In a still from ‘The Catskills,’ Jackie Horner (in blue dress, at left), dances with hotel staff at Grossinger’s Resort. Horner would serve as the real-life inspiration for “Baby” in the 1987 film ‘Dirty Dancing.’ (Courtesy San Francisco Jewish Film Festival)

San Francisco Jewish Film Festival

July 20–Aug. 6 at the Castro and Vogue Theaters; also at the Piedmont Theater in Oakland
The festival has to navigate a challenging tightrope this year, marking Israel’s 75th anniversary even as an extremist right-wing government continues its clampdown on the Palestinians and seeks to constrain Israeli artists. If controversy isn’t your cup of Sanka, the festival offers several nonfiction portraits of American Jewish culture: Lex Gillespie compiles an oral history of The Catskills, octogenarian filmmaker Ralph Arlyck disarmingly confronts aging in I Like It Here and Ruth Reichl embarks on a cross-country odyssey among local farmers, ranchers and chefs in Laura Gabbert’s Food and Country.

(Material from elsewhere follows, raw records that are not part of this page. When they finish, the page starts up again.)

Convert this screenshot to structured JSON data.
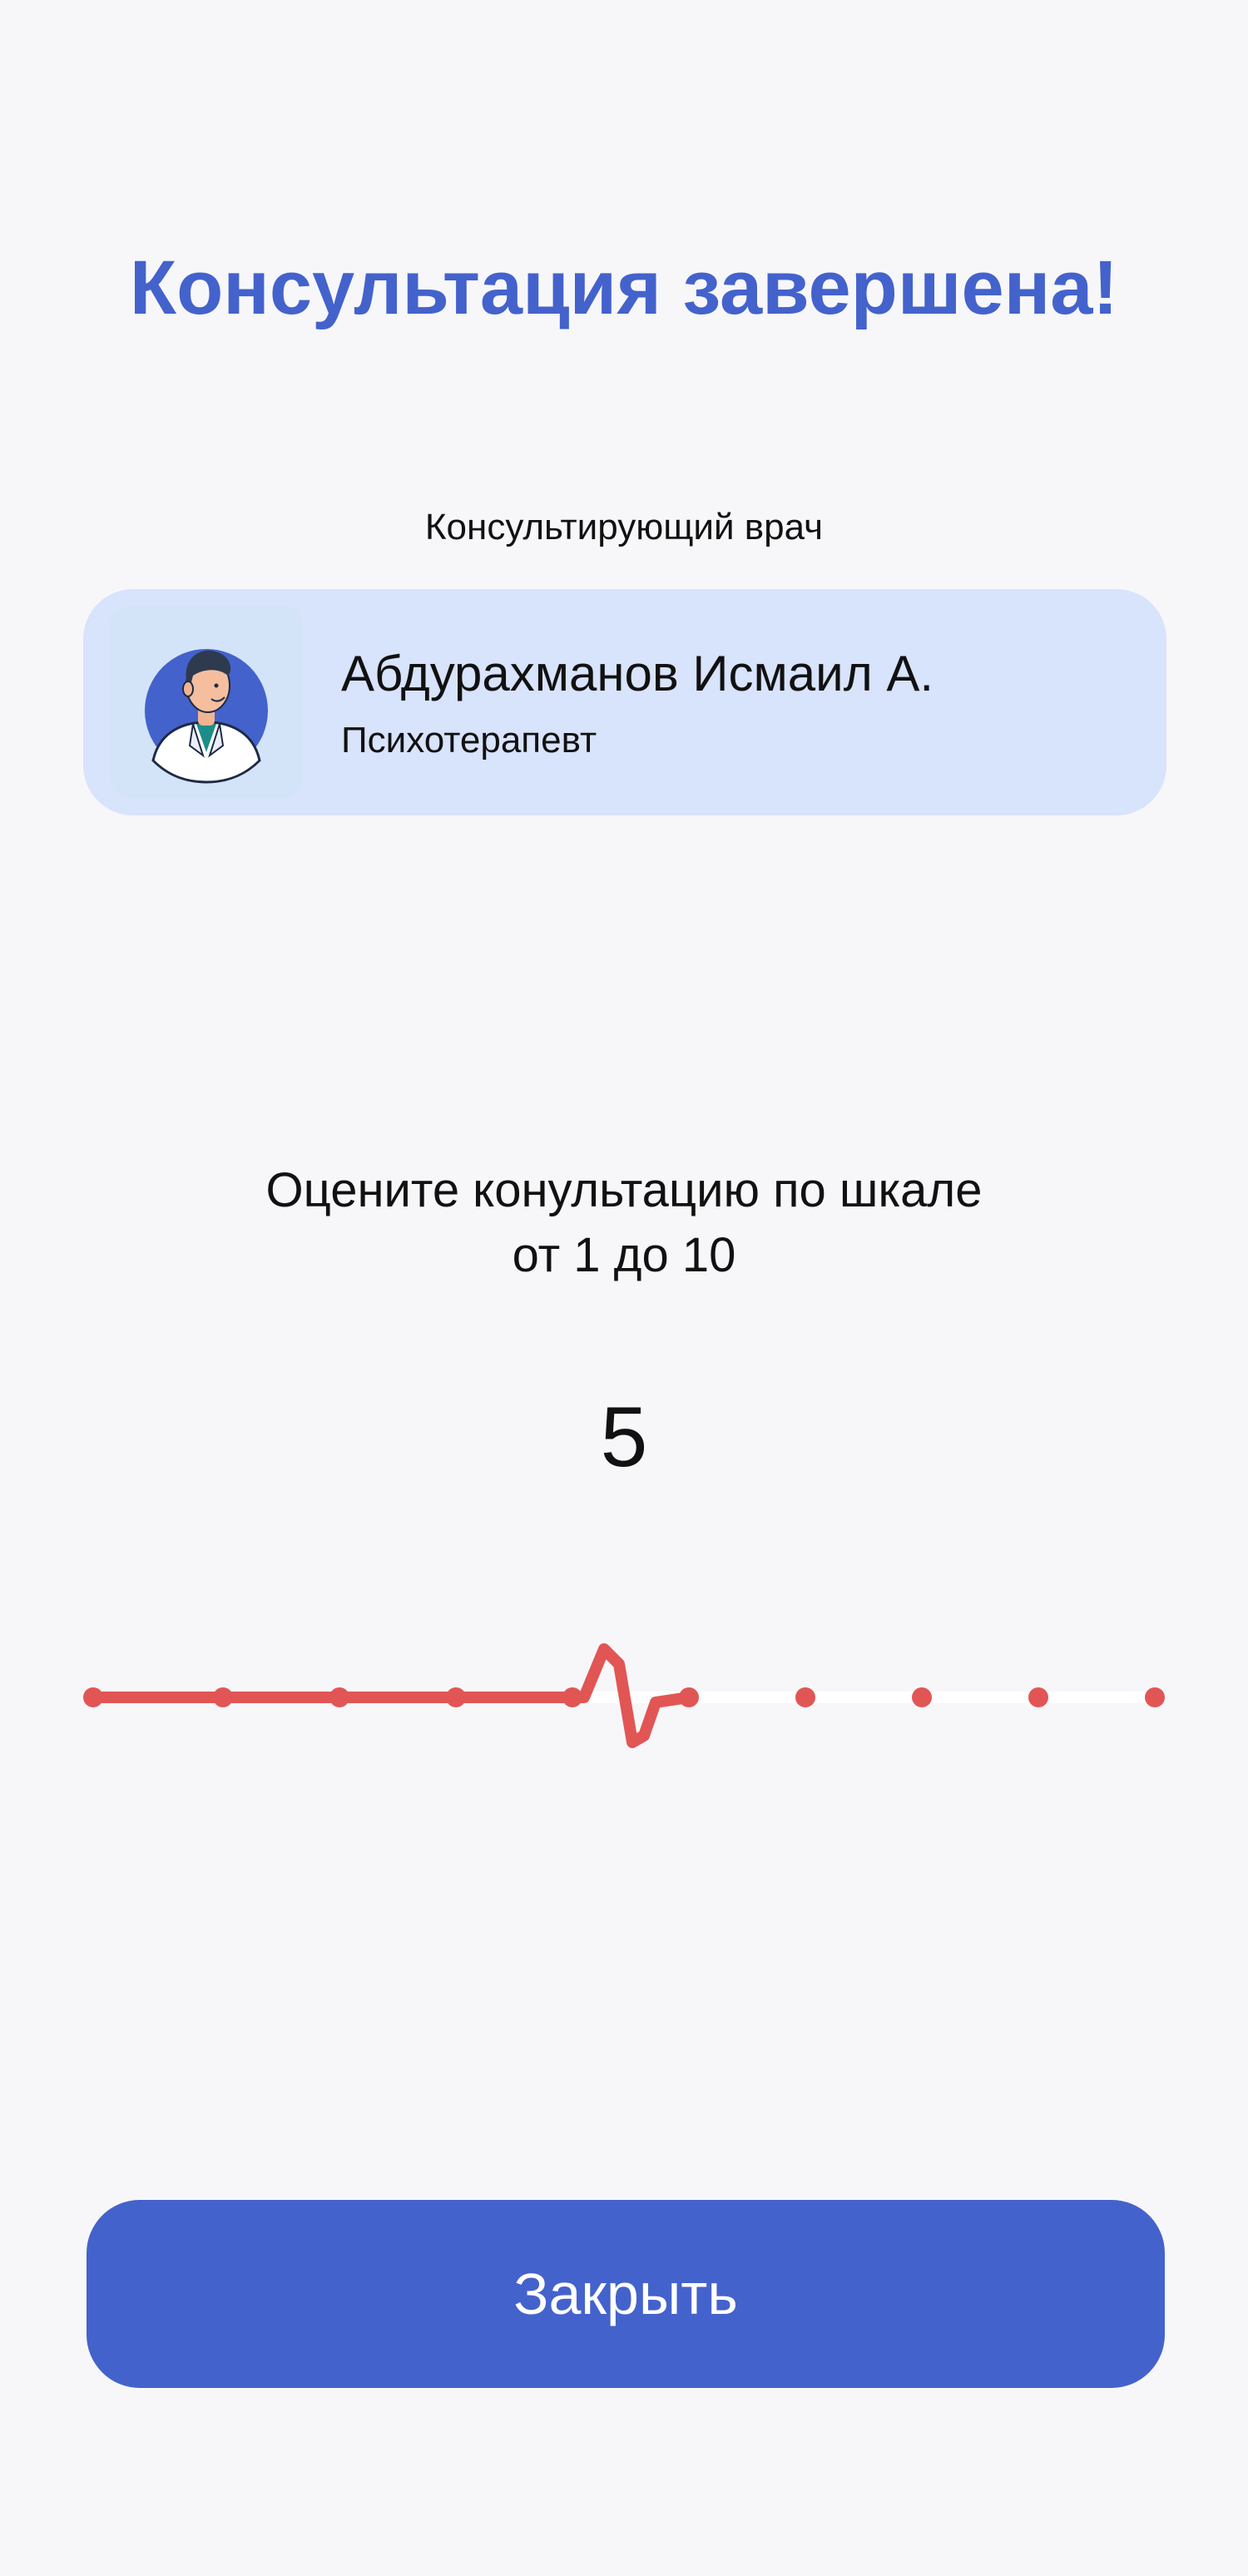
{
  "title": "Консультация завершена!",
  "doctor": {
    "caption": "Консультирующий врач",
    "name": "Абдурахманов Исмаил А.",
    "role": "Психотерапевт"
  },
  "rating": {
    "prompt_line1": "Оцените конультацию по шкале",
    "prompt_line2": "от 1 до 10",
    "value": "5",
    "min": 1,
    "max": 10,
    "selected": 5
  },
  "close_label": "Закрыть",
  "colors": {
    "accent": "#4462CC",
    "card": "#D8E3FC",
    "scale_active": "#E25555",
    "scale_inactive": "#FFFFFF",
    "background": "#F7F7FA"
  }
}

Comes Out July 21
Greta Gerwig’s ambitious (and possibly misguided) satire of conformity and consumerism looks like no other movie this year. Barbie (Margot Robbie) and Ken (Ryan Gosling) live their plastic existence in a cloying candy-cane dollhouse world that will either set your teeth on edge or propel you on a pastel journey for the perfect summer outfit. Will Gerwig (and co-writer and White Noise director Noah Baumbach) eviscerate gender roles and heterosexual anxieties with laugh-out-loud precision? Or will Mattel and Warner Bros. experience buyers’ remorse for this alt-world swan dive into product placement?



Comes Out July 21
Christopher Nolan fancies himself a craftier Kubrick and a smarter Spielberg, an inventor of fantastic worlds (Inception, Interstellar, Tenet) for adults that spin the turnstiles and spark conversations. This three-hour (!) recapitulation of the Manhattan Project, the nuclear-bomb program headed by theoretical physicist J. Robert Oppenheimer (Cillian Murphy) during World War II to defeat the Nazis, employs Nolan’s tried-and-tired formula of nonlinear story structure, gargantuan set pieces and melodramatic acting. A Compassionate Spy (August 4) provides a nonfiction bookend: Steve James presents the perspective of young Manhattan Project physicist Ted Hall, whose concern about the U.S.’s exclusive ownership of nuclear weapons led him to pass information to the Soviet Union. Summer apocalypse, anyone?